What is your level of financial freedom? While this is most measured quantitatively, there has been more discussions in recent years on the emotional freedom that money can bring you. Stewart Butterfield, founder of Slack and Flickr, introduces his 3 levels of financial freedom. Which level are you at?

Source credits: Oakview

My friend Kyith wrote a really interesting post over the weekend that I wanted to highlight here as well - you can read the original article here. What caught my eye was the 3 levels of financial freedom that was quoted from Stewart Butterfield:

  • Level 1: I'm not stressed out about debt.
    People who no longer have to worry about their loans or credit card debts.

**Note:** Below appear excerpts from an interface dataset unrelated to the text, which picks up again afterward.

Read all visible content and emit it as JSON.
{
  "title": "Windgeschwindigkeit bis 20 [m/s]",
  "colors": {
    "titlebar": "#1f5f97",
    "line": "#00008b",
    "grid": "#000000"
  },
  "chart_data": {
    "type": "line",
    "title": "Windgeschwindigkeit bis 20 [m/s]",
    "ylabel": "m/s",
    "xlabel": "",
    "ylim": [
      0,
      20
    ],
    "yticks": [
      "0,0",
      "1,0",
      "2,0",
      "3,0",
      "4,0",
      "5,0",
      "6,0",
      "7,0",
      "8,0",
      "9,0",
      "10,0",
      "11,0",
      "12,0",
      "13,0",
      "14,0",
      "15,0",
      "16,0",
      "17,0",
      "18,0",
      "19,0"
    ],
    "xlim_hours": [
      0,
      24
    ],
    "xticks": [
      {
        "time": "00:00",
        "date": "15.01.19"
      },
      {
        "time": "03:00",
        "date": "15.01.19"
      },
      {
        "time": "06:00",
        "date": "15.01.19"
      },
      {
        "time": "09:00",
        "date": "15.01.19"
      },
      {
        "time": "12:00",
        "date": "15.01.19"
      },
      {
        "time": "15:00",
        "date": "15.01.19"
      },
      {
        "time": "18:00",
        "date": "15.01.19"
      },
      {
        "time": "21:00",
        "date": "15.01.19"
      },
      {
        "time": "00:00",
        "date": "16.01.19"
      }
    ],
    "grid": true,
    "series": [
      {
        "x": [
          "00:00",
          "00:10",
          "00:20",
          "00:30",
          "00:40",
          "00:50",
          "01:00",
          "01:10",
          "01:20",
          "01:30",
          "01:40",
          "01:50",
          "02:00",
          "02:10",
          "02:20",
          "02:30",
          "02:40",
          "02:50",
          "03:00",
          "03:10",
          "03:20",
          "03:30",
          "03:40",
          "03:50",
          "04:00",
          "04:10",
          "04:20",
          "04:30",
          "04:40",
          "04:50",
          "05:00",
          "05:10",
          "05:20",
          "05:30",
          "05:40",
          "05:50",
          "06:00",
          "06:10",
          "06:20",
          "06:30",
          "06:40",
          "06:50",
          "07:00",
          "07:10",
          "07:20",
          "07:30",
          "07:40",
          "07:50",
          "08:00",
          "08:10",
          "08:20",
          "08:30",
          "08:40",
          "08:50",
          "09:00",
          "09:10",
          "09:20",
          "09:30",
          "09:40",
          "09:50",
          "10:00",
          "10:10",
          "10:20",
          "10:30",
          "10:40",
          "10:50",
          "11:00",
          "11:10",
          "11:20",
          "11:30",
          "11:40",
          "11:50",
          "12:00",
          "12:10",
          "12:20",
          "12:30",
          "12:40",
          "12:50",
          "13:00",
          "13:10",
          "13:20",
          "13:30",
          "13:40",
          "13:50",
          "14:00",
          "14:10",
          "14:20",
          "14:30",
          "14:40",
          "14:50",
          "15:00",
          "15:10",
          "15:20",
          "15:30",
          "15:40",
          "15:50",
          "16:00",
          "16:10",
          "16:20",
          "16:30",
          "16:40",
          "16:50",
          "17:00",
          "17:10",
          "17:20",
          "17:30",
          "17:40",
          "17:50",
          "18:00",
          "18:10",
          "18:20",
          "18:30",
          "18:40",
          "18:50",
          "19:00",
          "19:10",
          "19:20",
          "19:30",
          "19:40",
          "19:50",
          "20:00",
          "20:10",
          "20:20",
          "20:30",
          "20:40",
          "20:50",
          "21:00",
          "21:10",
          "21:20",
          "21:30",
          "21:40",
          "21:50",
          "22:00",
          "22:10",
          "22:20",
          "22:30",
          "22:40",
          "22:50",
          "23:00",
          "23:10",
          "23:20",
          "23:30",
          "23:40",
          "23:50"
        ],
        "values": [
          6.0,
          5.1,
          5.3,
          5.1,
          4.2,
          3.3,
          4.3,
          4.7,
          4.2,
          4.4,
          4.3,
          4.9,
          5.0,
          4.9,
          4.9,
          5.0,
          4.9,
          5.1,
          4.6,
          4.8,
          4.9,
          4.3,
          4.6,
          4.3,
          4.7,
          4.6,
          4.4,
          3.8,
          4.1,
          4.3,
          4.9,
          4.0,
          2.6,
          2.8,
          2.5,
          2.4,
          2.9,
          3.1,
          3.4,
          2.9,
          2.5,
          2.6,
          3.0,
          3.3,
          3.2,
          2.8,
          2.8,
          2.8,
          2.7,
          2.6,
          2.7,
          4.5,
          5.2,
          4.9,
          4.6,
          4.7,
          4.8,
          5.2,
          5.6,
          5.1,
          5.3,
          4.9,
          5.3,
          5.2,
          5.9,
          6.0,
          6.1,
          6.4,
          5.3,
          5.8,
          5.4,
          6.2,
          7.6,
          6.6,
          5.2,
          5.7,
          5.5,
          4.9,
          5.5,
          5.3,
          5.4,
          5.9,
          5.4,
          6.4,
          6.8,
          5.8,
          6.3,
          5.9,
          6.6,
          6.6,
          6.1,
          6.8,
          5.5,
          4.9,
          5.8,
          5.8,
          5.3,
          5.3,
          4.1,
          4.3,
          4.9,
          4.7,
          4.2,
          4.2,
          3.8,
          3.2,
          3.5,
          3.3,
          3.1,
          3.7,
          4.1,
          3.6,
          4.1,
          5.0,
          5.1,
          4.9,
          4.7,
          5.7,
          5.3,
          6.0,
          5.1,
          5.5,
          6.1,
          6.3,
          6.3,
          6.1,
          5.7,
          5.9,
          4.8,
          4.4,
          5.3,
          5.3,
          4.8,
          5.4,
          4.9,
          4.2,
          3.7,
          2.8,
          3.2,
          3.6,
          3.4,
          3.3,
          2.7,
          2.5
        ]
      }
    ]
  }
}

  • Level 2: I don't care what stuff costs.
    How much you spend on a meal isn't determined by how (little) money you have anymore. In other words, if you eat at a hawker centre, it is because you want to rather than you having no other choice.

  • Level 3: I don't care how much vacation costs.
    You have the freedom to go, or bring your loved ones, on a vacation without having to fuss too much about every single cent.

As I've shared previously on this blog, it is no fun being broke and poor. The emotional and mental stress that comes from having to calculate and monitor every single cent spent can be overwhelming, which was why I was so determined to break out of the cycle by:

Over the years, I'm really glad that I've improved my financial status from Level 1 to being a comfortable Level 2 - 3 today. That wouldn't have been possible if I didn't do the 4 steps above.

Depending on where your financial health is currently at, the steps that you'll need to take will differ. I highly recommend that you start by doing a quick self-check by either with DBS NAV Planner or OCBC Financial OneView - both of which are free tools that you can sync with SG FinDex for a holistic view of your finances across your income, savings, credit cards, CPF and more.

Knowing where you are - and where you need to be - will help you plan out the steps to take next.

There's only so much expenses you'll be able to cut before it starts getting too painful, but avoiding lifestyle creep will be the easiest to prevent your expenses from spiralling out of control. A more sustainable way would to combine that with boosting your income, and if you're smart about it, you can even end up saving 100% of your salary as a result.

Of course, don't make the mistake of being uninsured (or under-insured) especially in areas where it matters. (Having a decent hospitalisation plan, critical illness coverage or cancer insurance and even disability insurance for yourself and covering your children are basic essentials that you probably want to consider.) You should also make sure that you're not overpaying for insurance.

It doesn't end there - you'll need to invest for the foreseeable future as well. This can be done in a relatively passive manner (such as through robo-advisors or ETFs - learn how to do so here) or via a more active approach for greater potential returns

Of course, my journey isn't over yet.

But if I can do it, so can you.

With love,
Budget Babe